communicating with other students, which results
in them being excluded from activities.
Initially, the team looked at commercially available
gloves that could be modified to interpret a range of
signs, but in the end, they opted to develop their own.
The “ENGINEERING” behind it…
In the glove, a total of 15 flex sensors in the fingers
measure the degree of bending while a compass,
accelerometer, and gyroscope determine the motion
of the glove through space.
The sensor data are processed by a microcontroller
on the glove then sent via Bluetooth to a mobile
device, which translates the positions of the hand and
fingers into text when the pattern is recognized.
Using Microsoft APIs for Speech and Bing, the text
is spoken by the phone running Windows Phone 7.
The HARDWARE Requirements behind the MECHANISM.
The Actual Recognition it Got…
The system can now only translate a small number of phrases,
such as “Nice to meet you” so building up the library of
recognized signs is of great importance.
To do this, the team plans to work with native signers and
deaf college students all over the World.
Additionally, the recognition algorithms must be revised to
improve accuracy from its current 90 percent to 99 percent.
The team also wants to improve the processing speed, which is
vital for regular conversation flow.
Working with other developers, the glove will ultimately be
supported on Android and Apple iOS.
The Ongoing RESEARCH behind it.
While EnableTalk is initially targeting the deaf community,
the smart glove technology that they are developing has a much
broader market, one that is embracing the very real prospect
of wearable computing.
The same hardware in Enable Talk could easily be adapted to
make keyboard commands faster or even be used as an
alternative to a mouse, just as the Leap Motion is aiming to do
through a completely different approach.
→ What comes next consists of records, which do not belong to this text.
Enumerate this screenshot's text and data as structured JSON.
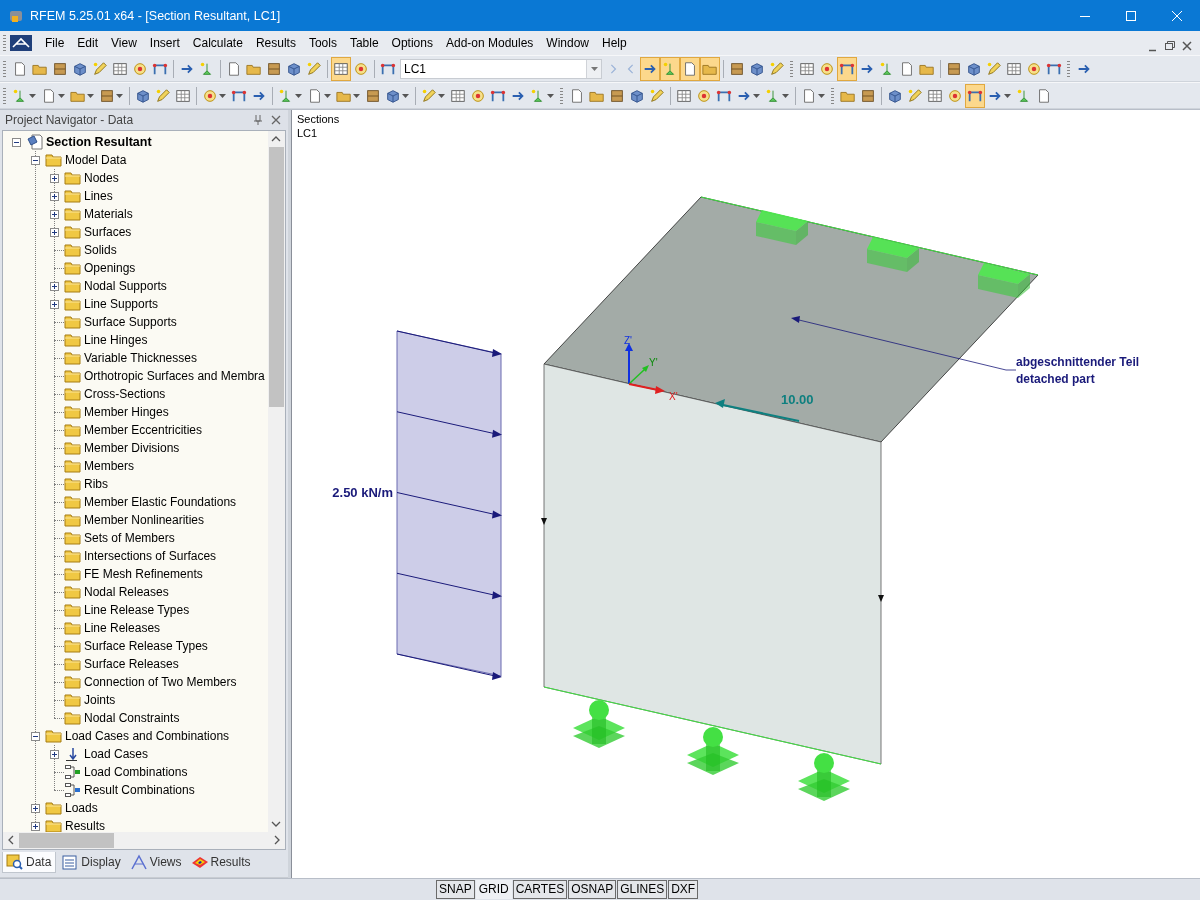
{
  "window": {
    "title": "RFEM 5.25.01 x64 - [Section Resultant, LC1]"
  },
  "menu": [
    "File",
    "Edit",
    "View",
    "Insert",
    "Calculate",
    "Results",
    "Tools",
    "Table",
    "Options",
    "Add-on Modules",
    "Window",
    "Help"
  ],
  "toolbars": [
    {
      "items": [
        {
          "kind": "button",
          "pressed": false
        },
        {
          "kind": "button",
          "pressed": false
        },
        {
          "kind": "button",
          "pressed": false
        },
        {
          "kind": "button",
          "pressed": false
        },
        {
          "kind": "button",
          "pressed": false
        },
        {
          "kind": "button",
          "pressed": false
        },
        {
          "kind": "button",
          "pressed": false
        },
        {
          "kind": "button",
          "pressed": false
        },
        {
          "kind": "sep"
        },
        {
          "kind": "button",
          "pressed": false
        },
        {
          "kind": "button",
          "pressed": false
        },
        {
          "kind": "sep"
        },
        {
          "kind": "button",
          "pressed": false
        },
        {
          "kind": "button",
          "pressed": false
        },
        {
          "kind": "button",
          "pressed": false
        },
        {
          "kind": "button",
          "pressed": false
        },
        {
          "kind": "button",
          "pressed": false
        },
        {
          "kind": "sep"
        },
        {
          "kind": "button",
          "pressed": true
        },
        {
          "kind": "button",
          "pressed": false
        },
        {
          "kind": "sep"
        },
        {
          "kind": "button",
          "pressed": false
        },
        {
          "kind": "select",
          "value": "LC1"
        },
        {
          "kind": "nav"
        },
        {
          "kind": "nav"
        },
        {
          "kind": "button",
          "pressed": true
        },
        {
          "kind": "button",
          "pressed": true
        },
        {
          "kind": "button",
          "pressed": true
        },
        {
          "kind": "button",
          "pressed": true
        },
        {
          "kind": "sep"
        },
        {
          "kind": "button",
          "pressed": false
        },
        {
          "kind": "button",
          "pressed": false
        },
        {
          "kind": "button",
          "pressed": false
        },
        {
          "kind": "grip"
        },
        {
          "kind": "button",
          "pressed": false
        },
        {
          "kind": "button",
          "pressed": false
        },
        {
          "kind": "button",
          "pressed": true
        },
        {
          "kind": "button",
          "pressed": false
        },
        {
          "kind": "button",
          "pressed": false
        },
        {
          "kind": "button",
          "pressed": false
        },
        {
          "kind": "button",
          "pressed": false
        },
        {
          "kind": "sep"
        },
        {
          "kind": "button",
          "pressed": false
        },
        {
          "kind": "button",
          "pressed": false
        },
        {
          "kind": "button",
          "pressed": false
        },
        {
          "kind": "button",
          "pressed": false
        },
        {
          "kind": "button",
          "pressed": false
        },
        {
          "kind": "button",
          "pressed": false
        },
        {
          "kind": "grip"
        },
        {
          "kind": "button",
          "pressed": false
        }
      ]
    },
    {
      "items": [
        {
          "kind": "split",
          "pressed": false
        },
        {
          "kind": "split",
          "pressed": false
        },
        {
          "kind": "split",
          "pressed": false
        },
        {
          "kind": "split",
          "pressed": false
        },
        {
          "kind": "sep"
        },
        {
          "kind": "button",
          "pressed": false
        },
        {
          "kind": "button",
          "pressed": false
        },
        {
          "kind": "button",
          "pressed": false
        },
        {
          "kind": "sep"
        },
        {
          "kind": "split",
          "pressed": false
        },
        {
          "kind": "button",
          "pressed": false
        },
        {
          "kind": "button",
          "pressed": false
        },
        {
          "kind": "sep"
        },
        {
          "kind": "split",
          "pressed": false
        },
        {
          "kind": "split",
          "pressed": false
        },
        {
          "kind": "split",
          "pressed": false
        },
        {
          "kind": "button",
          "pressed": false
        },
        {
          "kind": "split",
          "pressed": false
        },
        {
          "kind": "sep"
        },
        {
          "kind": "split",
          "pressed": false
        },
        {
          "kind": "button",
          "pressed": false
        },
        {
          "kind": "button",
          "pressed": false
        },
        {
          "kind": "button",
          "pressed": false
        },
        {
          "kind": "button",
          "pressed": false
        },
        {
          "kind": "split",
          "pressed": false
        },
        {
          "kind": "grip"
        },
        {
          "kind": "button",
          "pressed": false
        },
        {
          "kind": "button",
          "pressed": false
        },
        {
          "kind": "button",
          "pressed": false
        },
        {
          "kind": "button",
          "pressed": false
        },
        {
          "kind": "button",
          "pressed": false
        },
        {
          "kind": "sep"
        },
        {
          "kind": "button",
          "pressed": false
        },
        {
          "kind": "button",
          "pressed": false
        },
        {
          "kind": "button",
          "pressed": false
        },
        {
          "kind": "split",
          "pressed": false
        },
        {
          "kind": "split",
          "pressed": false
        },
        {
          "kind": "sep"
        },
        {
          "kind": "split",
          "pressed": false
        },
        {
          "kind": "grip"
        },
        {
          "kind": "button",
          "pressed": false
        },
        {
          "kind": "button",
          "pressed": false
        },
        {
          "kind": "sep"
        },
        {
          "kind": "button",
          "pressed": false
        },
        {
          "kind": "button",
          "pressed": false
        },
        {
          "kind": "button",
          "pressed": false
        },
        {
          "kind": "button",
          "pressed": false
        },
        {
          "kind": "button",
          "pressed": true
        },
        {
          "kind": "split",
          "pressed": false
        },
        {
          "kind": "button",
          "pressed": false
        },
        {
          "kind": "button",
          "pressed": false
        }
      ]
    }
  ],
  "navigator": {
    "title": "Project Navigator - Data",
    "tree": [
      {
        "label": "Section Resultant",
        "kind": "model",
        "expandable": true,
        "expanded": true,
        "children": [
          {
            "label": "Model Data",
            "kind": "folder",
            "expandable": true,
            "expanded": true,
            "children": [
              {
                "label": "Nodes",
                "kind": "folder",
                "expandable": true,
                "expanded": false
              },
              {
                "label": "Lines",
                "kind": "folder",
                "expandable": true,
                "expanded": false
              },
              {
                "label": "Materials",
                "kind": "folder",
                "expandable": true,
                "expanded": false
              },
              {
                "label": "Surfaces",
                "kind": "folder",
                "expandable": true,
                "expanded": false
              },
              {
                "label": "Solids",
                "kind": "folder",
                "expandable": false
              },
              {
                "label": "Openings",
                "kind": "folder",
                "expandable": false
              },
              {
                "label": "Nodal Supports",
                "kind": "folder",
                "expandable": true,
                "expanded": false
              },
              {
                "label": "Line Supports",
                "kind": "folder",
                "expandable": true,
                "expanded": false
              },
              {
                "label": "Surface Supports",
                "kind": "folder",
                "expandable": false
              },
              {
                "label": "Line Hinges",
                "kind": "folder",
                "expandable": false
              },
              {
                "label": "Variable Thicknesses",
                "kind": "folder",
                "expandable": false
              },
              {
                "label": "Orthotropic Surfaces and Membra",
                "kind": "folder",
                "expandable": false
              },
              {
                "label": "Cross-Sections",
                "kind": "folder",
                "expandable": false
              },
              {
                "label": "Member Hinges",
                "kind": "folder",
                "expandable": false
              },
              {
                "label": "Member Eccentricities",
                "kind": "folder",
                "expandable": false
              },
              {
                "label": "Member Divisions",
                "kind": "folder",
                "expandable": false
              },
              {
                "label": "Members",
                "kind": "folder",
                "expandable": false
              },
              {
                "label": "Ribs",
                "kind": "folder",
                "expandable": false
              },
              {
                "label": "Member Elastic Foundations",
                "kind": "folder",
                "expandable": false
              },
              {
                "label": "Member Nonlinearities",
                "kind": "folder",
                "expandable": false
              },
              {
                "label": "Sets of Members",
                "kind": "folder",
                "expandable": false
              },
              {
                "label": "Intersections of Surfaces",
                "kind": "folder",
                "expandable": false
              },
              {
                "label": "FE Mesh Refinements",
                "kind": "folder",
                "expandable": false
              },
              {
                "label": "Nodal Releases",
                "kind": "folder",
                "expandable": false
              },
              {
                "label": "Line Release Types",
                "kind": "folder",
                "expandable": false
              },
              {
                "label": "Line Releases",
                "kind": "folder",
                "expandable": false
              },
              {
                "label": "Surface Release Types",
                "kind": "folder",
                "expandable": false
              },
              {
                "label": "Surface Releases",
                "kind": "folder",
                "expandable": false
              },
              {
                "label": "Connection of Two Members",
                "kind": "folder",
                "expandable": false
              },
              {
                "label": "Joints",
                "kind": "folder",
                "expandable": false
              },
              {
                "label": "Nodal Constraints",
                "kind": "folder",
                "expandable": false
              }
            ]
          },
          {
            "label": "Load Cases and Combinations",
            "kind": "folder",
            "expandable": true,
            "expanded": true,
            "children": [
              {
                "label": "Load Cases",
                "kind": "load",
                "expandable": true,
                "expanded": false
              },
              {
                "label": "Load Combinations",
                "kind": "combination",
                "expandable": false
              },
              {
                "label": "Result Combinations",
                "kind": "result-combination",
                "expandable": false
              }
            ]
          },
          {
            "label": "Loads",
            "kind": "folder",
            "expandable": true,
            "expanded": false
          },
          {
            "label": "Results",
            "kind": "folder",
            "expandable": true,
            "expanded": false
          }
        ]
      }
    ],
    "tabs": [
      {
        "label": "Data",
        "selected": true
      },
      {
        "label": "Display",
        "selected": false
      },
      {
        "label": "Views",
        "selected": false
      },
      {
        "label": "Results",
        "selected": false
      }
    ]
  },
  "view": {
    "caption": [
      "Sections",
      "LC1"
    ],
    "load_label": "2.50 kN/m",
    "force_value": "10.00",
    "annotation": [
      "abgeschnittender Teil",
      "detached part"
    ],
    "axes": {
      "x": "X'",
      "y": "Y'",
      "z": "Z'"
    }
  },
  "status_bar": [
    {
      "label": "SNAP",
      "on": false
    },
    {
      "label": "GRID",
      "on": true
    },
    {
      "label": "CARTES",
      "on": false
    },
    {
      "label": "OSNAP",
      "on": false
    },
    {
      "label": "GLINES",
      "on": false
    },
    {
      "label": "DXF",
      "on": false
    }
  ]
}
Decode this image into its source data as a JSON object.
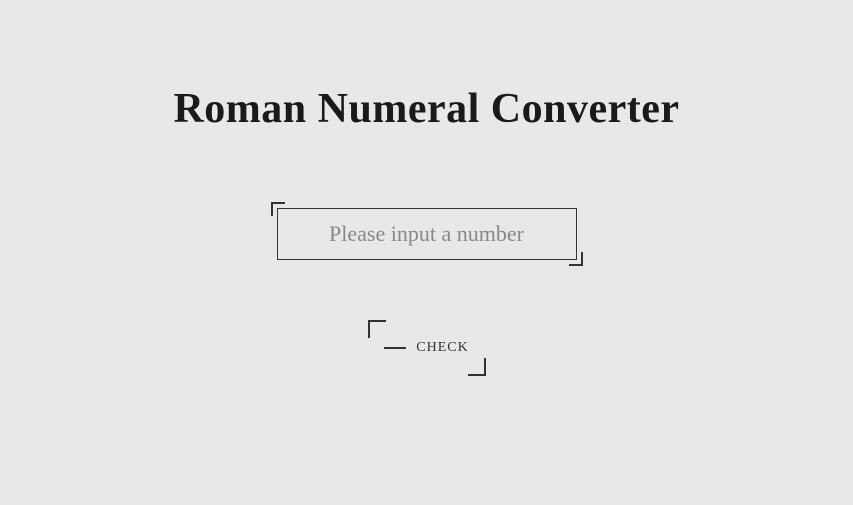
{
  "title": "Roman Numeral Converter",
  "input": {
    "placeholder": "Please input a number",
    "value": ""
  },
  "button": {
    "label": "CHECK"
  }
}
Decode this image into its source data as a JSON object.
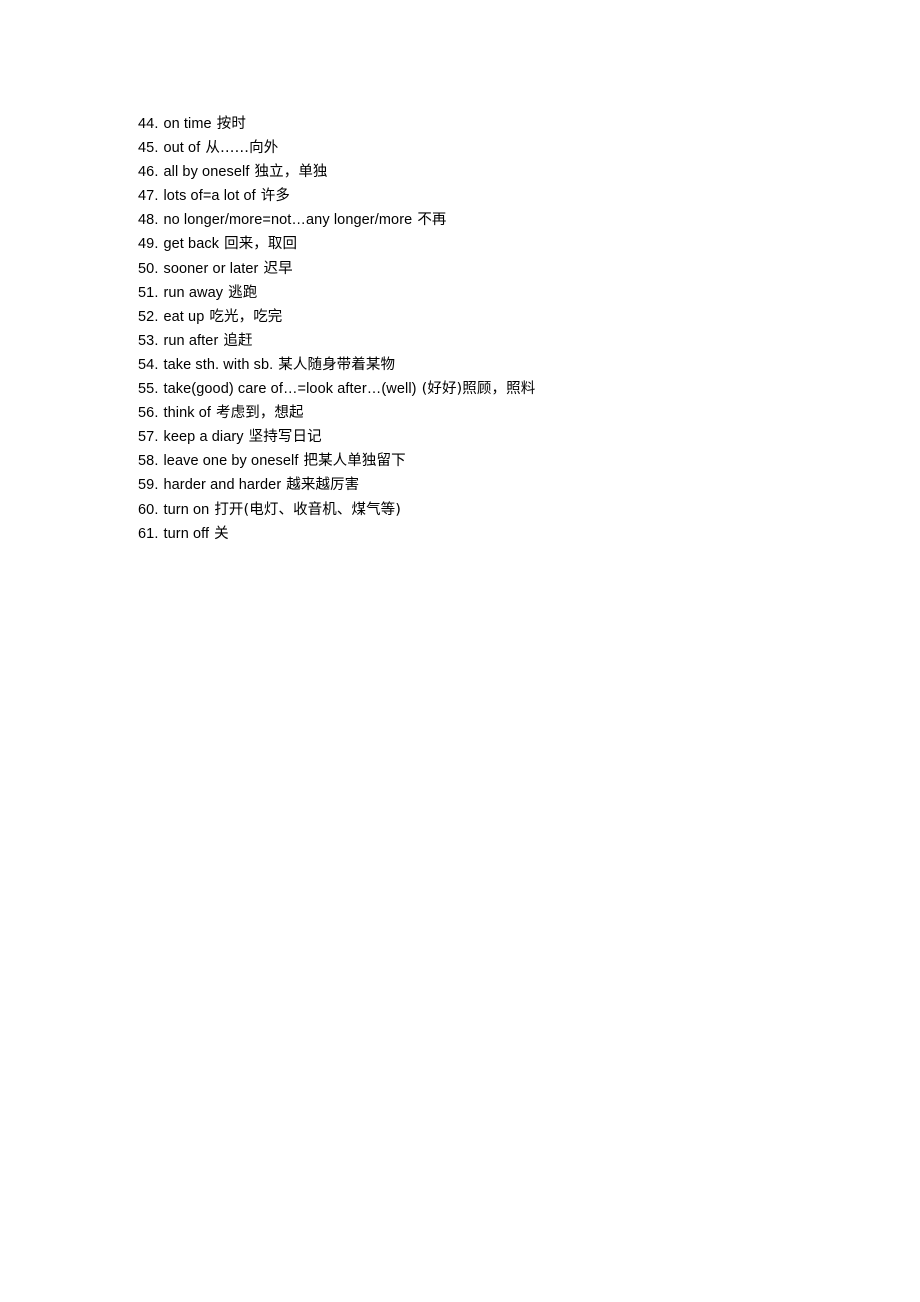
{
  "document": {
    "background_color": "#ffffff",
    "text_color": "#000000",
    "items": [
      {
        "num": "44.",
        "en": "on time",
        "zh": "按时"
      },
      {
        "num": "45.",
        "en": "out of",
        "zh": "从……向外"
      },
      {
        "num": "46.",
        "en": "all by oneself",
        "zh": "独立，单独"
      },
      {
        "num": "47.",
        "en": "lots of=a lot of",
        "zh": "许多"
      },
      {
        "num": "48.",
        "en": "no longer/more=not…any longer/more",
        "zh": "不再"
      },
      {
        "num": "49.",
        "en": "get back",
        "zh": "回来，取回"
      },
      {
        "num": "50.",
        "en": "sooner or later",
        "zh": "迟早"
      },
      {
        "num": "51.",
        "en": "run away",
        "zh": "逃跑"
      },
      {
        "num": "52.",
        "en": "eat up",
        "zh": "吃光，吃完"
      },
      {
        "num": "53.",
        "en": "run after",
        "zh": "追赶"
      },
      {
        "num": "54.",
        "en": "take sth. with sb.",
        "zh": "某人随身带着某物"
      },
      {
        "num": "55.",
        "en": "take(good) care of…=look after…(well)",
        "zh": "(好好)照顾，照料"
      },
      {
        "num": "56.",
        "en": "think of",
        "zh": "考虑到，想起"
      },
      {
        "num": "57.",
        "en": "keep a diary",
        "zh": "坚持写日记"
      },
      {
        "num": "58.",
        "en": "leave one by oneself",
        "zh": "把某人单独留下"
      },
      {
        "num": "59.",
        "en": "harder and harder",
        "zh": "越来越厉害"
      },
      {
        "num": "60.",
        "en": "turn on",
        "zh": "打开(电灯、收音机、煤气等)"
      },
      {
        "num": "61.",
        "en": "turn off",
        "zh": "关"
      }
    ]
  }
}
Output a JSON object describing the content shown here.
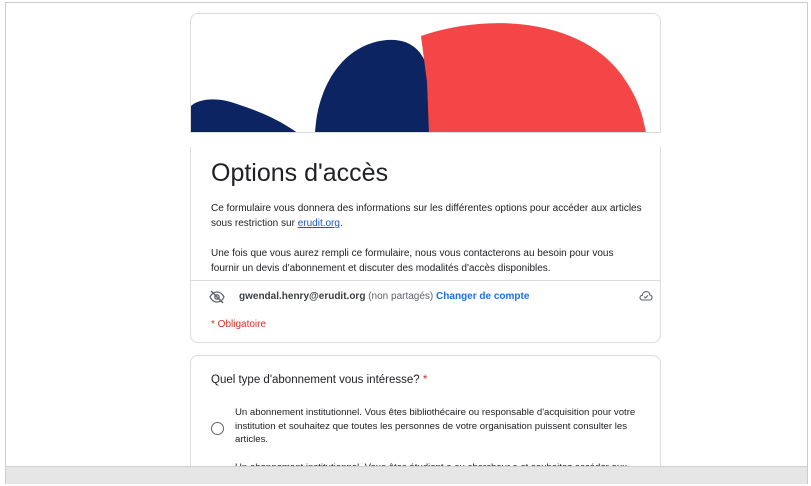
{
  "form": {
    "title": "Options d'accès",
    "description_p1_before": "Ce formulaire vous donnera des informations sur les différentes options pour accéder aux articles sous restriction sur ",
    "description_link": "erudit.org",
    "description_p1_after": ".",
    "description_p2": "Une fois que vous aurez rempli ce formulaire, nous vous contacterons au besoin pour vous fournir un devis d'abonnement et discuter des modalités d'accès disponibles.",
    "account_email": "gwendal.henry@erudit.org",
    "account_note": "(non partagés)",
    "switch_account": "Changer de compte",
    "required_note": "* Obligatoire"
  },
  "question": {
    "title": "Quel type d'abonnement vous intéresse?",
    "required_mark": "*",
    "options": [
      "Un abonnement institutionnel. Vous êtes bibliothécaire ou responsable d'acquisition pour votre institution et souhaitez que toutes les personnes de votre organisation puissent consulter les articles.",
      "Un abonnement institutionnel. Vous êtes étudiant.e ou chercheur.e et souhaitez accéder aux articles via la bibliothèque de votre établissement."
    ]
  },
  "icons": {
    "visibility": "eye-off-icon",
    "cloud": "cloud-check-icon"
  },
  "colors": {
    "navy": "#0c2461",
    "red": "#f44646",
    "link": "#1a73e8",
    "required": "#d93025"
  }
}
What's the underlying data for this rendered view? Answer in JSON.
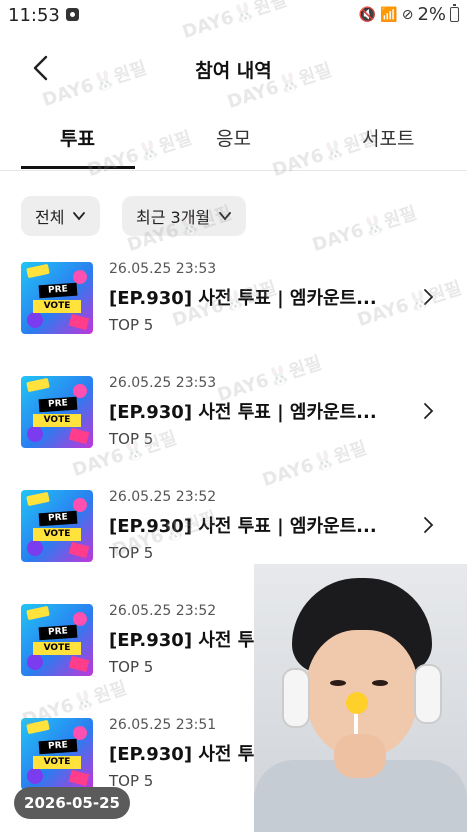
{
  "status_bar": {
    "time": "11:53",
    "battery_percent": "2%"
  },
  "header": {
    "title": "참여 내역"
  },
  "tabs": [
    {
      "label": "투표",
      "active": true
    },
    {
      "label": "응모",
      "active": false
    },
    {
      "label": "서포트",
      "active": false
    }
  ],
  "filters": {
    "type": "전체",
    "period": "최근 3개월"
  },
  "entries": [
    {
      "date": "26.05.25 23:53",
      "title": "[EP.930] 사전 투표 | 엠카운트...",
      "rank": "TOP 5",
      "thumb_text": [
        "PRE",
        "VOTE"
      ]
    },
    {
      "date": "26.05.25 23:53",
      "title": "[EP.930] 사전 투표 | 엠카운트...",
      "rank": "TOP 5",
      "thumb_text": [
        "PRE",
        "VOTE"
      ]
    },
    {
      "date": "26.05.25 23:52",
      "title": "[EP.930] 사전 투표 | 엠카운트...",
      "rank": "TOP 5",
      "thumb_text": [
        "PRE",
        "VOTE"
      ]
    },
    {
      "date": "26.05.25 23:52",
      "title": "[EP.930] 사전 투",
      "rank": "TOP 5",
      "thumb_text": [
        "PRE",
        "VOTE"
      ]
    },
    {
      "date": "26.05.25 23:51",
      "title": "[EP.930] 사전 투",
      "rank": "TOP 5",
      "thumb_text": [
        "PRE",
        "VOTE"
      ]
    }
  ],
  "watermark": "DAY6🐰원필",
  "date_badge": "2026-05-25",
  "colors": {
    "text": "#111111",
    "chip_bg": "#eeeeee",
    "badge_bg": "#5b5b5b"
  }
}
In fact, touch
computing has eliminated the mouse on mobile devices
and speech recognition like Siri and Evi could eliminate the
need for a keyboard.
And of course, one of the most recognizable uses of a smart
glove is to interact with a Graphic Interface.
The FUTURE of “Enable Talk Gloves”.
In other words, smart gloves are poised to be a big part of
the future of computing, so EnableTalk’s work has the
potential to have a much broader impact in the
marketplace even if they started the project with a much
more philanthropic motive.
For some the notion of using your hands to speak may
seem odd, but considering how often we communicate
through emails, chats, tweets, blogs, and articles without
a single vocalization, those of us who can verbally
communicate are in a better position than ever to celebrate
EnableTalk’s efforts alongside those look forward to the
technology hitting the shelves.
MONEY Matters !!!
The estimated initial startup costs at
$400,000, which includes development,
testing, and marketing.
The base cost of each glove is currently
$150 but they forecast that this will drop
50 percent once they refine the
development and being mass production.
The projected initial retail price of one
glove is $250 and $400 for a pair but with
minimal competition, EnableTalk is
optimistic about their ability to find
The Ukranian team came in 1st place
for their glove prototype in the
Software Design Competition of the
2012 Microsoft Imagine Cup,
winning $25,000 and garnering interest
across the world, including developers
anxious to bring their expertise to the
This technology could mean a new way
for about 70 million people with
hearing and speech impairment to
verbally communicate and connect to
people around them.